6. Cut the red meat. Many claim that the consumption of red meat increases body odor. For a full article on the subject, click here.

Now you've made the switch. Congratulations! But just because your new deodorant has pretty flowers on the label and says "natural," doesn't mean you're totally in the clear.

Even the "natural" deodorants you'll find at the store have questionable chemicals.

Ingredients to avoid:

  • Propylene Glycol is a penetration enhancer, actually breaking down your skins natural protective barrier and enters your bloodstream, bringing any other chemicals along with it.

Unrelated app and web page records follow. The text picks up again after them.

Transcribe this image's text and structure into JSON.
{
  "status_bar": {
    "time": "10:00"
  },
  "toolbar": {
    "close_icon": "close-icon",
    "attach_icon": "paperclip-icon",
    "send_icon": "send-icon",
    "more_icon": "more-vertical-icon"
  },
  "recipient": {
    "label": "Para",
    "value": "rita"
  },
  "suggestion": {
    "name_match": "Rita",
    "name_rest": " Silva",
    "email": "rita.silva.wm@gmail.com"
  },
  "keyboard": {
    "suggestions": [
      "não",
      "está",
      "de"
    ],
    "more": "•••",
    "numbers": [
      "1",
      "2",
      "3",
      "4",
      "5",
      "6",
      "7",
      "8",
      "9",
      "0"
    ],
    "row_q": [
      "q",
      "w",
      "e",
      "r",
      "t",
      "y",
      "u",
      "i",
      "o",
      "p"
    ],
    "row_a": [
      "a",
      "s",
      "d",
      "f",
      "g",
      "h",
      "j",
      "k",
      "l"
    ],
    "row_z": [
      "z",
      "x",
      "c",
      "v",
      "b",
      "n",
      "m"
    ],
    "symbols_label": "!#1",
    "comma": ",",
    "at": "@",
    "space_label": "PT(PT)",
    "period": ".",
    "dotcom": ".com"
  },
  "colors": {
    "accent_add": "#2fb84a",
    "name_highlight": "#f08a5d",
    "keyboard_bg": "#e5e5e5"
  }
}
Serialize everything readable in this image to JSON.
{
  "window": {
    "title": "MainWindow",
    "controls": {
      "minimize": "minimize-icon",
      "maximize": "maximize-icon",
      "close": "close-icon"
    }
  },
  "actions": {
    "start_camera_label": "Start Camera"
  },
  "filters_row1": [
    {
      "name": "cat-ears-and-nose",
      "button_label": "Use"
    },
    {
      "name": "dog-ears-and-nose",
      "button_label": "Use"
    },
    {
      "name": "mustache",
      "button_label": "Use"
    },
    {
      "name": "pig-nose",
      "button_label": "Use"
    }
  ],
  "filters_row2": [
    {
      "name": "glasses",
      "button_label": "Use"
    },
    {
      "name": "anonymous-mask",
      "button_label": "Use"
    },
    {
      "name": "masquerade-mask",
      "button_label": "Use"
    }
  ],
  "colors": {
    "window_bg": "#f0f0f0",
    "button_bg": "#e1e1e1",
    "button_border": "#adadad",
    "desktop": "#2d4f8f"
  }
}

  • Aloe Vera or water. While water and aloe vera themselves are not harmful ingredients, their presence means that there's got to be some type of synthetic preservative to keep it from going bad.

  • Fragrance may contain phlalates that are proven hormone distruptors, particularly affecting the way the female hormone estrogen works in your body (in men, women, and children). Tetrasodium EDTA is actually made from sodium cyanide (a toxic salt) and formaldehyde (a carcinogen).

  • Synthetic colors like FD&C Yellow and D&C Green are made from coal tar, and can be skin irritants, hormone distruptors, and formaldehyde donors.

  • Diazolidinyl Urea is a skin and immune system toxin, and has been shown to cause cancer in some studies. Commonly sourced as an extract from animal urine.

  • Triethanolamine (TEA) is made from ethylene oxide, a known carcinogen.

  • Parabens (methyl, ethyl, propyl, iso, etc) can cause skin irritation and allergies and has been shown in many studies to be a hormone disruptor.

  • Quaternium-15 is a preservative that can contain formaldehyde, a known carcinogen. Bronopol breaks down to create the carcinogens formaldehyde and nitrosamines according to the FDA.

  • Octoxynol and Nonoxynol are hormone disruptors and should be avoided by children and pregnant women in particular.

  • Triclosan has been shown to cause liver damage and hormone disruption. Ceteareth-20 (or 12) is used as a thickener and can be contaminated with carcinogens such as ethylene oxide and dioxane. It is also a neurotoxin, a skin irritant, and has been deemed by the Cosmetic Ingredient Review an ingredient not safe for use on injured or damaged skin.

Okay, so enough of the doom and gloom. What ingredients are safe in a deodorant? Well, first off, make sure you're using a deodorant and not an anti-perspirant. Look for ingredients like:

  • organic oils

  • beeswax

  • organic essential oils

  • corn starch

  • arrowroot powder

  • baking soda

  • clays

Be sure to leave your comments below! Just click on comments and tell us what you think!